### Action item
Set down all of the entries word for word, omitting the images they contain.

-------- Extracted data --------

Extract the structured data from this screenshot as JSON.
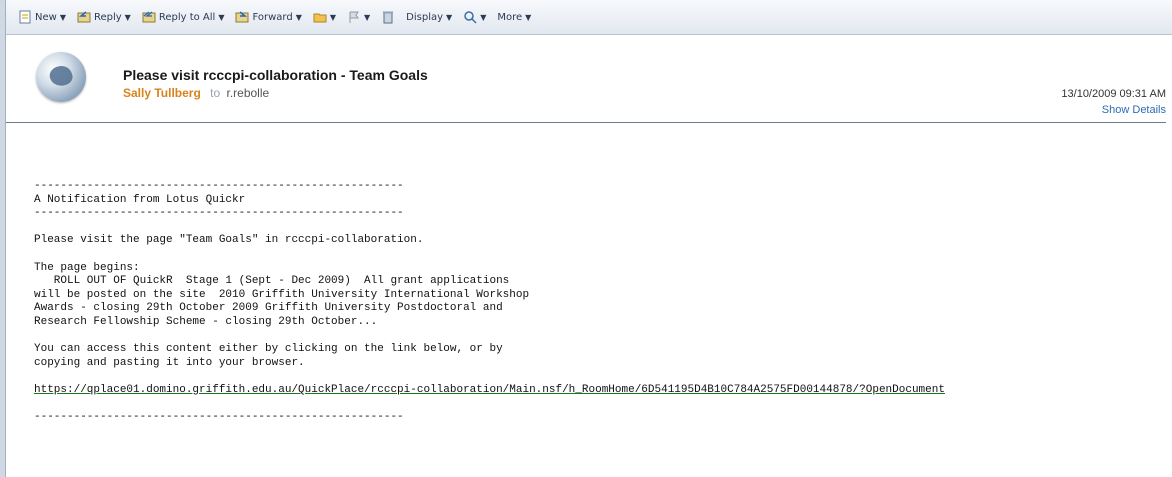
{
  "toolbar": {
    "new_label": "New",
    "reply_label": "Reply",
    "reply_all_label": "Reply to All",
    "forward_label": "Forward",
    "display_label": "Display",
    "more_label": "More"
  },
  "header": {
    "subject": "Please visit rcccpi-collaboration - Team Goals",
    "sender": "Sally Tullberg",
    "to_label": "to",
    "recipient": "r.rebolle",
    "date": "13/10/2009 09:31 AM",
    "show_details": "Show Details"
  },
  "body": {
    "divider_top": "--------------------------------------------------------",
    "notification": "A Notification from Lotus Quickr",
    "divider_mid": "--------------------------------------------------------",
    "visit_line": "Please visit the page \"Team Goals\" in rcccpi-collaboration.",
    "page_begins": "The page begins:",
    "excerpt_1": "   ROLL OUT OF QuickR  Stage 1 (Sept - Dec 2009)  All grant applications",
    "excerpt_2": "will be posted on the site  2010 Griffith University International Workshop",
    "excerpt_3": "Awards - closing 29th October 2009 Griffith University Postdoctoral and",
    "excerpt_4": "Research Fellowship Scheme - closing 29th October...",
    "access_1": "You can access this content either by clicking on the link below, or by",
    "access_2": "copying and pasting it into your browser.",
    "link": "https://qplace01.domino.griffith.edu.au/QuickPlace/rcccpi-collaboration/Main.nsf/h_RoomHome/6D541195D4B10C784A2575FD00144878/?OpenDocument",
    "divider_bottom": "--------------------------------------------------------"
  },
  "colors": {
    "sender": "#d9831c",
    "link_underline": "#1a7a1a",
    "show_details": "#2f6bb3"
  }
}
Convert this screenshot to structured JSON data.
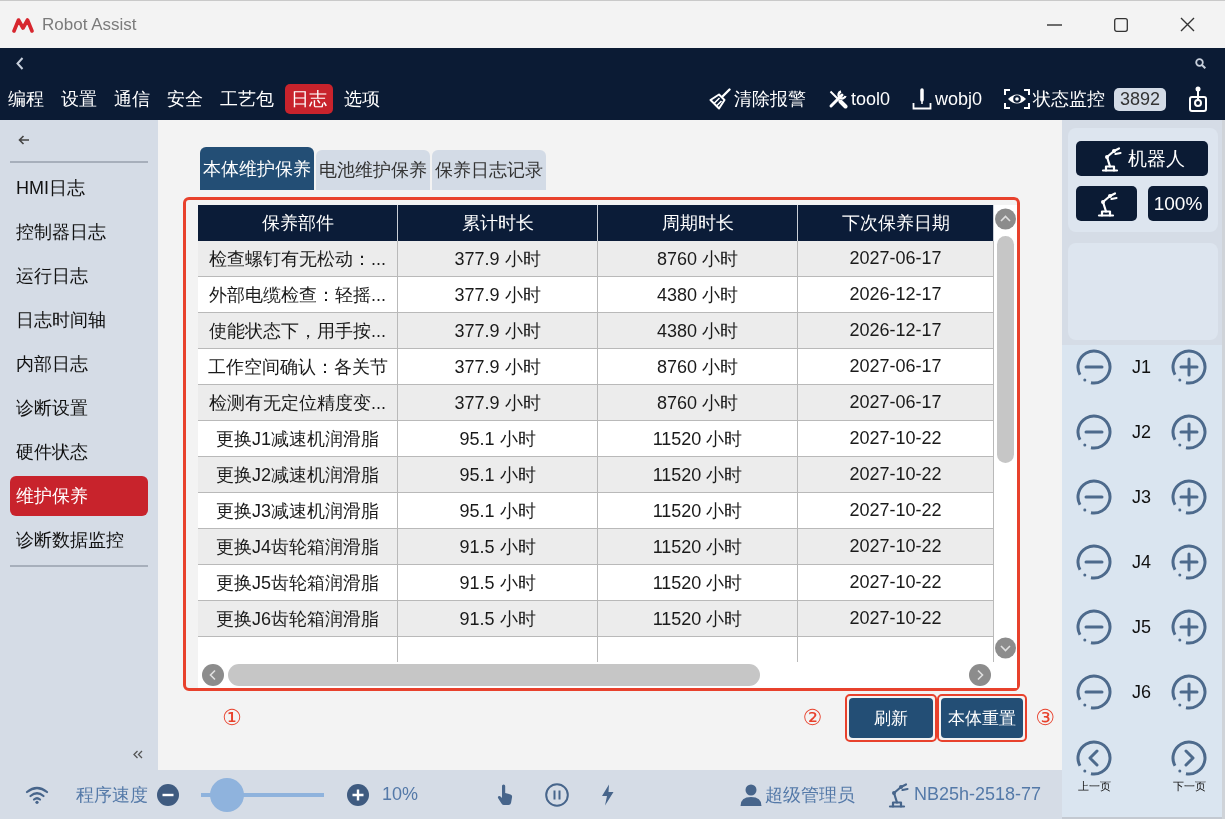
{
  "window": {
    "title": "Robot Assist"
  },
  "menu": [
    {
      "label": "编程",
      "selected": false
    },
    {
      "label": "设置",
      "selected": false
    },
    {
      "label": "通信",
      "selected": false
    },
    {
      "label": "安全",
      "selected": false
    },
    {
      "label": "工艺包",
      "selected": false
    },
    {
      "label": "日志",
      "selected": true
    },
    {
      "label": "选项",
      "selected": false
    }
  ],
  "toolbar": [
    {
      "kind": "clear-alarm",
      "label": "清除报警"
    },
    {
      "kind": "tool",
      "label": "tool0"
    },
    {
      "kind": "workobject",
      "label": "wobj0"
    },
    {
      "kind": "monitor",
      "label": "状态监控",
      "badge": "3892"
    }
  ],
  "sidebar": {
    "items": [
      {
        "label": "HMI日志",
        "selected": false
      },
      {
        "label": "控制器日志",
        "selected": false
      },
      {
        "label": "运行日志",
        "selected": false
      },
      {
        "label": "日志时间轴",
        "selected": false
      },
      {
        "label": "内部日志",
        "selected": false
      },
      {
        "label": "诊断设置",
        "selected": false
      },
      {
        "label": "硬件状态",
        "selected": false
      },
      {
        "label": "维护保养",
        "selected": true
      },
      {
        "label": "诊断数据监控",
        "selected": false
      }
    ]
  },
  "tabs": [
    {
      "label": "本体维护保养",
      "selected": true
    },
    {
      "label": "电池维护保养",
      "selected": false
    },
    {
      "label": "保养日志记录",
      "selected": false
    }
  ],
  "table": {
    "highlighted": true,
    "callout": "①",
    "columns": [
      "保养部件",
      "累计时长",
      "周期时长",
      "下次保养日期"
    ],
    "rows": [
      [
        "检查螺钉有无松动：...",
        "377.9 小时",
        "8760 小时",
        "2027-06-17"
      ],
      [
        "外部电缆检查：轻摇...",
        "377.9 小时",
        "4380 小时",
        "2026-12-17"
      ],
      [
        "使能状态下，用手按...",
        "377.9 小时",
        "4380 小时",
        "2026-12-17"
      ],
      [
        "工作空间确认：各关节",
        "377.9 小时",
        "8760 小时",
        "2027-06-17"
      ],
      [
        "检测有无定位精度变...",
        "377.9 小时",
        "8760 小时",
        "2027-06-17"
      ],
      [
        "更换J1减速机润滑脂",
        "95.1 小时",
        "11520 小时",
        "2027-10-22"
      ],
      [
        "更换J2减速机润滑脂",
        "95.1 小时",
        "11520 小时",
        "2027-10-22"
      ],
      [
        "更换J3减速机润滑脂",
        "95.1 小时",
        "11520 小时",
        "2027-10-22"
      ],
      [
        "更换J4齿轮箱润滑脂",
        "91.5 小时",
        "11520 小时",
        "2027-10-22"
      ],
      [
        "更换J5齿轮箱润滑脂",
        "91.5 小时",
        "11520 小时",
        "2027-10-22"
      ],
      [
        "更换J6齿轮箱润滑脂",
        "91.5 小时",
        "11520 小时",
        "2027-10-22"
      ]
    ]
  },
  "buttons": [
    {
      "label": "刷新",
      "highlighted": true,
      "callout": "②"
    },
    {
      "label": "本体重置",
      "highlighted": true,
      "callout": "③"
    }
  ],
  "robot_panel": {
    "mode_button": "机器人",
    "speed_button": "100%"
  },
  "joints": [
    {
      "label": "J1"
    },
    {
      "label": "J2"
    },
    {
      "label": "J3"
    },
    {
      "label": "J4"
    },
    {
      "label": "J5"
    },
    {
      "label": "J6"
    }
  ],
  "page_nav": {
    "previous": "上一页",
    "next": "下一页"
  },
  "status_bar": {
    "speed_label": "程序速度",
    "speed": {
      "level": 0.1,
      "reading": "10%"
    },
    "user": "超级管理员",
    "controller": "NB25h-2518-77"
  }
}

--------

### Final answer
Extract the structured data from this screenshot as JSON.
{
  "toolbar": {
    "new_label": "New",
    "reply_label": "Reply",
    "reply_all_label": "Reply to All",
    "forward_label": "Forward",
    "display_label": "Display",
    "more_label": "More"
  },
  "header": {
    "subject": "Please visit rcccpi-collaboration - Team Goals",
    "sender": "Sally Tullberg",
    "to_label": "to",
    "recipient": "r.rebolle",
    "date": "13/10/2009 09:31 AM",
    "show_details": "Show Details"
  },
  "body": {
    "divider_top": "--------------------------------------------------------",
    "notification": "A Notification from Lotus Quickr",
    "divider_mid": "--------------------------------------------------------",
    "visit_line": "Please visit the page \"Team Goals\" in rcccpi-collaboration.",
    "page_begins": "The page begins:",
    "excerpt_1": "   ROLL OUT OF QuickR  Stage 1 (Sept - Dec 2009)  All grant applications",
    "excerpt_2": "will be posted on the site  2010 Griffith University International Workshop",
    "excerpt_3": "Awards - closing 29th October 2009 Griffith University Postdoctoral and",
    "excerpt_4": "Research Fellowship Scheme - closing 29th October...",
    "access_1": "You can access this content either by clicking on the link below, or by",
    "access_2": "copying and pasting it into your browser.",
    "link": "https://qplace01.domino.griffith.edu.au/QuickPlace/rcccpi-collaboration/Main.nsf/h_RoomHome/6D541195D4B10C784A2575FD00144878/?OpenDocument",
    "divider_bottom": "--------------------------------------------------------"
  },
  "colors": {
    "sender": "#d9831c",
    "link_underline": "#1a7a1a",
    "show_details": "#2f6bb3"
  }
}
Convert this screenshot to structured JSON data.
{
  "window": {
    "title": "Robot Assist"
  },
  "menu": [
    {
      "label": "编程",
      "selected": false
    },
    {
      "label": "设置",
      "selected": false
    },
    {
      "label": "通信",
      "selected": false
    },
    {
      "label": "安全",
      "selected": false
    },
    {
      "label": "工艺包",
      "selected": false
    },
    {
      "label": "日志",
      "selected": true
    },
    {
      "label": "选项",
      "selected": false
    }
  ],
  "toolbar": [
    {
      "kind": "clear-alarm",
      "label": "清除报警"
    },
    {
      "kind": "tool",
      "label": "tool0"
    },
    {
      "kind": "workobject",
      "label": "wobj0"
    },
    {
      "kind": "monitor",
      "label": "状态监控",
      "badge": "3892"
    }
  ],
  "sidebar": {
    "items": [
      {
        "label": "HMI日志",
        "selected": false
      },
      {
        "label": "控制器日志",
        "selected": false
      },
      {
        "label": "运行日志",
        "selected": false
      },
      {
        "label": "日志时间轴",
        "selected": false
      },
      {
        "label": "内部日志",
        "selected": false
      },
      {
        "label": "诊断设置",
        "selected": false
      },
      {
        "label": "硬件状态",
        "selected": false
      },
      {
        "label": "维护保养",
        "selected": true
      },
      {
        "label": "诊断数据监控",
        "selected": false
      }
    ]
  },
  "tabs": [
    {
      "label": "本体维护保养",
      "selected": true
    },
    {
      "label": "电池维护保养",
      "selected": false
    },
    {
      "label": "保养日志记录",
      "selected": false
    }
  ],
  "table": {
    "highlighted": true,
    "callout": "①",
    "columns": [
      "保养部件",
      "累计时长",
      "周期时长",
      "下次保养日期"
    ],
    "rows": [
      [
        "检查螺钉有无松动：...",
        "377.9 小时",
        "8760 小时",
        "2027-06-17"
      ],
      [
        "外部电缆检查：轻摇...",
        "377.9 小时",
        "4380 小时",
        "2026-12-17"
      ],
      [
        "使能状态下，用手按...",
        "377.9 小时",
        "4380 小时",
        "2026-12-17"
      ],
      [
        "工作空间确认：各关节",
        "377.9 小时",
        "8760 小时",
        "2027-06-17"
      ],
      [
        "检测有无定位精度变...",
        "377.9 小时",
        "8760 小时",
        "2027-06-17"
      ],
      [
        "更换J1减速机润滑脂",
        "95.1 小时",
        "11520 小时",
        "2027-10-22"
      ],
      [
        "更换J2减速机润滑脂",
        "95.1 小时",
        "11520 小时",
        "2027-10-22"
      ],
      [
        "更换J3减速机润滑脂",
        "95.1 小时",
        "11520 小时",
        "2027-10-22"
      ],
      [
        "更换J4齿轮箱润滑脂",
        "91.5 小时",
        "11520 小时",
        "2027-10-22"
      ],
      [
        "更换J5齿轮箱润滑脂",
        "91.5 小时",
        "11520 小时",
        "2027-10-22"
      ],
      [
        "更换J6齿轮箱润滑脂",
        "91.5 小时",
        "11520 小时",
        "2027-10-22"
      ]
    ]
  },
  "buttons": [
    {
      "label": "刷新",
      "highlighted": true,
      "callout": "②"
    },
    {
      "label": "本体重置",
      "highlighted": true,
      "callout": "③"
    }
  ],
  "robot_panel": {
    "mode_button": "机器人",
    "speed_button": "100%"
  },
  "joints": [
    {
      "label": "J1"
    },
    {
      "label": "J2"
    },
    {
      "label": "J3"
    },
    {
      "label": "J4"
    },
    {
      "label": "J5"
    },
    {
      "label": "J6"
    }
  ],
  "page_nav": {
    "previous": "上一页",
    "next": "下一页"
  },
  "status_bar": {
    "speed_label": "程序速度",
    "speed": {
      "level": 0.1,
      "reading": "10%"
    },
    "user": "超级管理员",
    "controller": "NB25h-2518-77"
  }
}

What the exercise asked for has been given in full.